The tight supplies could cause significant disruption for some travelers. Eighteen countries — most in sub-Saharan Africa, but also French Guiana in South America — require that incoming travelers provide proof of yellow fever vaccination. Another 25 countries in Central and South America and in Africa are deemed to be places where a risk of yellow fever transmission exists and vaccination may be recommended. Still other countries require travelers coming from a place where yellow fever spreads to prove they have been vaccinated.
And the CDC is not suggesting people forgo vaccination if they need it; yellow fever is a dangerous disease with a significant mortality rate. The yellow fever virus, like the related dengue and Zika viruses, is spread by mosquitoes. But it is more likely to kill than its cousins.

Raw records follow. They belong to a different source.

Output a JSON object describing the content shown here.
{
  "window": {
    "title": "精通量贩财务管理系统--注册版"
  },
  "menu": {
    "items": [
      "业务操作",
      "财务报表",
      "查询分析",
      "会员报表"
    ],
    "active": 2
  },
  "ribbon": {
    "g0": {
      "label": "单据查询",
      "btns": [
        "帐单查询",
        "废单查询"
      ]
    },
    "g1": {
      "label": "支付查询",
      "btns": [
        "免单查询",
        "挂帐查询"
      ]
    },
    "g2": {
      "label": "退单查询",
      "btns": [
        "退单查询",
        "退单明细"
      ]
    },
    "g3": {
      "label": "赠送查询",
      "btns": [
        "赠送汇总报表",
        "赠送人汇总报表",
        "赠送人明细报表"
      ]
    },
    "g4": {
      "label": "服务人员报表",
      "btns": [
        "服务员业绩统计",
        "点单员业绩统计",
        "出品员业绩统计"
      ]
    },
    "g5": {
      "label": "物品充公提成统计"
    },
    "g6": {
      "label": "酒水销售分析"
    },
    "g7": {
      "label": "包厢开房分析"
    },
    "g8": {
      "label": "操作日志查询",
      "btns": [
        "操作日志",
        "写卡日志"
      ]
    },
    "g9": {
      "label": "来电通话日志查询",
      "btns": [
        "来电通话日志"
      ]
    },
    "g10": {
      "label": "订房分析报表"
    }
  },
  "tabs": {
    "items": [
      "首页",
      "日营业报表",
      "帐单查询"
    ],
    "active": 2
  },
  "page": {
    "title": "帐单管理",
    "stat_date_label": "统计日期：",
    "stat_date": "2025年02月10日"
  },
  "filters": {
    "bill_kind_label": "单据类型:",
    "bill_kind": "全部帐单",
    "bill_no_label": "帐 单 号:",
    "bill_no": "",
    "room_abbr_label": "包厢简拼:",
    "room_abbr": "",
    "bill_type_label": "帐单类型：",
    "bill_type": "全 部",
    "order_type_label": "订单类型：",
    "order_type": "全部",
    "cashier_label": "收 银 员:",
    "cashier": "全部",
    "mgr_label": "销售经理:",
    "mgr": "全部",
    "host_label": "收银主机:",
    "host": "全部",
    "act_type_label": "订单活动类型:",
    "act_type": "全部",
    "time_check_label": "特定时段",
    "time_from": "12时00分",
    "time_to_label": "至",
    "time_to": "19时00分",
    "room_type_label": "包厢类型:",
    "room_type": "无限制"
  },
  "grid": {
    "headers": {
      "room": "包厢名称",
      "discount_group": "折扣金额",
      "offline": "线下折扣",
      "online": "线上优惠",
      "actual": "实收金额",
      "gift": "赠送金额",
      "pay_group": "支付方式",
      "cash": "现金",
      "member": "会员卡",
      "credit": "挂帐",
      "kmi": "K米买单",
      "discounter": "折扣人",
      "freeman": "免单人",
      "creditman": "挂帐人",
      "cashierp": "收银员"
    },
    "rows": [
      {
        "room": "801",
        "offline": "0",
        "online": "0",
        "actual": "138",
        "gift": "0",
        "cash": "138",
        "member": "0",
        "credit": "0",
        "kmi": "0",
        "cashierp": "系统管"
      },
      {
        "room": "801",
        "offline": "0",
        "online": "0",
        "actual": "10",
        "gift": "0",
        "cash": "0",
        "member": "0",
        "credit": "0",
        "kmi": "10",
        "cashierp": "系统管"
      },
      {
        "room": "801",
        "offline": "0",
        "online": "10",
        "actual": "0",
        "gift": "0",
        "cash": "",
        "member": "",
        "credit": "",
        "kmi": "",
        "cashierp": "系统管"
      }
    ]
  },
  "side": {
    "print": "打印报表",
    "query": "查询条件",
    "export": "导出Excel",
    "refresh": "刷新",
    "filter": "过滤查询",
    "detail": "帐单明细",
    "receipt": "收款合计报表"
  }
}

People who contract yellow fever can experience fever, headache, backache, muscle pains, loss of appetite, and nausea or vomiting. Those symptoms generally resolve after a few days. But about 15 percent of people then suffer a relapse, entering a second phase of the illness during which they develop jaundice and more severe illness. Roughly half of the people who reach this so-called toxic phase die.
Only four manufacturers in the world make yellow fever vaccine, and only one product — made by Sanofi Pasteur — is licensed in the US.
Global supplies have been tight for the past year or so, a problem that began when Angola experienced an unprecedentedly large outbreak of urban yellow fever last year that spread to the Democratic Republic of Congo. Bringing those outbreaks under control and extinguishing an unrelated epidemic in Uganda required 30 million vaccine doses.
Before the stretched-to-the-limit production cycle could recover, a large and alarming outbreak in Brazil — which is still ongoing — put new pressure on global supplies.
The challenge for the US supply relates to problems faced by the only manufacturer that sells yellow fever vaccine in this market, Sanofi Pasteur. The company, which makes the vaccine in Swiftwater, Penn., was in the process of shifting the production to a newer facility that would open in 2018.
But an unexpected manufacturing problem resulted in the loss of a large number of doses that would have been used to cover need during the transition period.
Sanofi sought and received permission from the Food and Drug Administration to bring a yellow fever vaccine it makes in France — the product, called Stamaril, is not licensed here — into the US to fill the gap. It will be used during this period under an emergency investigational new drug authorization.
The CDC said it looked at the possibility of recommending people be given a fractional dose of vaccine — one-fifth the normal dose — as a stopgap measure, but concluded there was too little data to show that approach works to endorse it.
Because of limited supplies last year, the World Health Organization urged the fractional dose approach be used in controlling the outbreak in the Democratic Republic of Congo. And Brazil has been considering it as its outbreak spreads and vaccine supplies tighten.